When the female is fully in season and ready to accept the male, she and the male work this out themselves and there is nothing you can do to hasten the process, she will flirt with him, rub her cheek on the floor and then offer him her backside, holding her tail on one side. He will jump on her and grab the back of her neck with his teeth. This usually subdues her and she will submit. He then straddles her and proceeds to enter her from the rear. He breeds her quickly and, when penetration is achieved, she will let loose with a blood curdling shriek.
The wise male will hurry to remove himself from her proximity before she turns and strikes out at him with her claws. Once he is out of her reach, she proceeds to roll about on the floor for several minutes, making noises.
When she has finished rolling, she will sit up and clean herself thoroughly, preparing herself for a repeat performance. Within about ten minutes, she is back at him again with her coy little noises, head rubbing and flirtatious ways.
He will again respond as before and the process repeats, complete with another shriek on her part. To achieve pregnancy, it is generally best to allow cats to mate over one or two days, although this will depend on the individual cats.
Whereas some males and females can be left together and enjoy each other's company, others will need to be separated as they can turn on each other and fight between mating. There is no truth to the notion that breeding your queen either early or late in her season will result in her having fewer kittens.
There is also no truth to the idea that you can dictate how many males and females she will have by breeding on a certain day of her season. The male determines the sex and the female determines the number of litter.

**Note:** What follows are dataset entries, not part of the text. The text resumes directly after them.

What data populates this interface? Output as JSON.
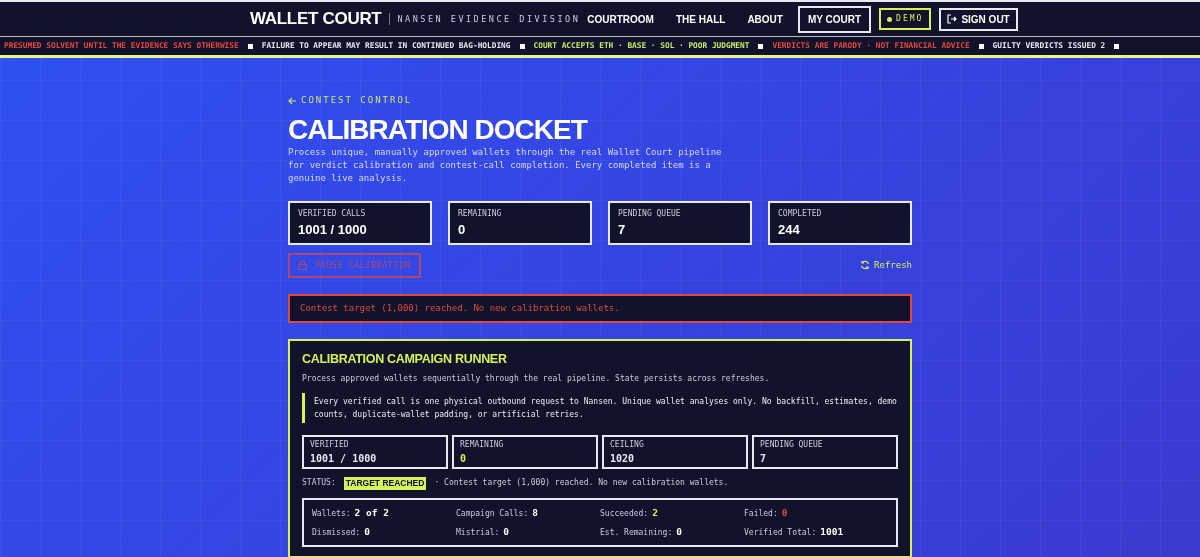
{
  "brand": {
    "title": "WALLET COURT",
    "subtitle": "NANSEN EVIDENCE DIVISION"
  },
  "nav": [
    {
      "label": "COURTROOM",
      "kind": "link"
    },
    {
      "label": "THE HALL",
      "kind": "link"
    },
    {
      "label": "ABOUT",
      "kind": "link"
    },
    {
      "label": "MY COURT",
      "kind": "outline"
    },
    {
      "label": "DEMO",
      "kind": "demo"
    },
    {
      "label": "SIGN OUT",
      "kind": "signout"
    }
  ],
  "ticker": [
    {
      "text": "PRESUMED SOLVENT UNTIL THE EVIDENCE SAYS OTHERWISE",
      "color": "#e0493f"
    },
    {
      "text": "FAILURE TO APPEAR MAY RESULT IN CONTINUED BAG-HOLDING",
      "color": "#e6e8f2"
    },
    {
      "text": "COURT ACCEPTS ETH · BASE · SOL · POOR JUDGMENT",
      "color": "#c8e86a"
    },
    {
      "text": "VERDICTS ARE PARODY · NOT FINANCIAL ADVICE",
      "color": "#e0493f"
    },
    {
      "text": "GUILTY VERDICTS ISSUED 2",
      "color": "#e6e8f2"
    }
  ],
  "back_link": "CONTEST CONTROL",
  "title": "CALIBRATION DOCKET",
  "description": "Process unique, manually approved wallets through the real Wallet Court pipeline for verdict calibration and contest-call completion. Every completed item is a genuine live analysis.",
  "stats": [
    {
      "label": "VERIFIED CALLS",
      "value": "1001 / 1000"
    },
    {
      "label": "REMAINING",
      "value": "0"
    },
    {
      "label": "PENDING QUEUE",
      "value": "7"
    },
    {
      "label": "COMPLETED",
      "value": "244"
    }
  ],
  "pause_button": {
    "label": "PAUSE CALIBRATION",
    "disabled": true
  },
  "refresh_button": "Refresh",
  "alert": "Contest target (1,000) reached. No new calibration wallets.",
  "runner": {
    "title": "CALIBRATION CAMPAIGN RUNNER",
    "subtitle": "Process approved wallets sequentially through the real pipeline. State persists across refreshes.",
    "note": "Every verified call is one physical outbound request to Nansen. Unique wallet analyses only. No backfill, estimates, demo counts, duplicate-wallet padding, or artificial retries.",
    "metrics": [
      {
        "label": "VERIFIED",
        "value": "1001 / 1000",
        "color": "#e6e8f2"
      },
      {
        "label": "REMAINING",
        "value": "0",
        "color": "#d4f25a"
      },
      {
        "label": "CEILING",
        "value": "1020",
        "color": "#e6e8f2"
      },
      {
        "label": "PENDING QUEUE",
        "value": "7",
        "color": "#e6e8f2"
      }
    ],
    "status_label": "STATUS:",
    "status_badge": "TARGET REACHED",
    "status_text": "· Contest target (1,000) reached. No new calibration wallets.",
    "summary": [
      {
        "label": "Wallets:",
        "value": "2 of 2",
        "color": "#ffffff"
      },
      {
        "label": "Campaign Calls:",
        "value": "8",
        "color": "#ffffff"
      },
      {
        "label": "Succeeded:",
        "value": "2",
        "color": "#d4f25a"
      },
      {
        "label": "Failed:",
        "value": "0",
        "color": "#e0493f"
      },
      {
        "label": "Dismissed:",
        "value": "0",
        "color": "#ffffff"
      },
      {
        "label": "Mistrial:",
        "value": "0",
        "color": "#ffffff"
      },
      {
        "label": "Est. Remaining:",
        "value": "0",
        "color": "#ffffff"
      },
      {
        "label": "Verified Total:",
        "value": "1001",
        "color": "#ffffff"
      }
    ]
  }
}
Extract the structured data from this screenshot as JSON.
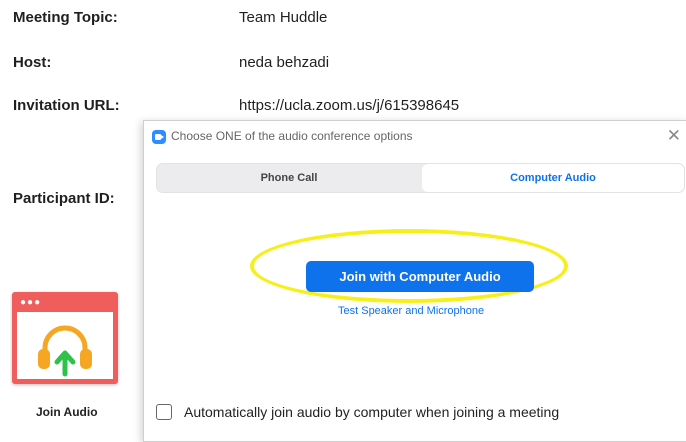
{
  "meeting_info": {
    "topic_label": "Meeting Topic:",
    "topic_value": "Team Huddle",
    "host_label": "Host:",
    "host_value": "neda behzadi",
    "url_label": "Invitation URL:",
    "url_value": "https://ucla.zoom.us/j/615398645",
    "participant_label": "Participant ID:"
  },
  "join_audio_tile": {
    "label": "Join Audio",
    "icon": "headphones-upload-icon",
    "colors": {
      "card": "#ef5d5d",
      "headphones": "#f5a623",
      "arrow": "#2ec24a"
    }
  },
  "dialog": {
    "title": "Choose ONE of the audio conference options",
    "close_icon": "close-icon",
    "tabs": [
      {
        "label": "Phone Call",
        "selected": false
      },
      {
        "label": "Computer Audio",
        "selected": true
      }
    ],
    "join_button_label": "Join with Computer Audio",
    "test_link_label": "Test Speaker and Microphone",
    "auto_join_label": "Automatically join audio by computer when joining a meeting",
    "auto_join_checked": false,
    "accent_color": "#0e72ed",
    "highlight_color": "#f7ef1a"
  }
}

You might breed her in the middle of a heavy season, and she will conceive just one kitten. Or she might escape from her cage and have the male mate with her just once and she will conceive eight kittens. However, a litter will generally average three or four kittens.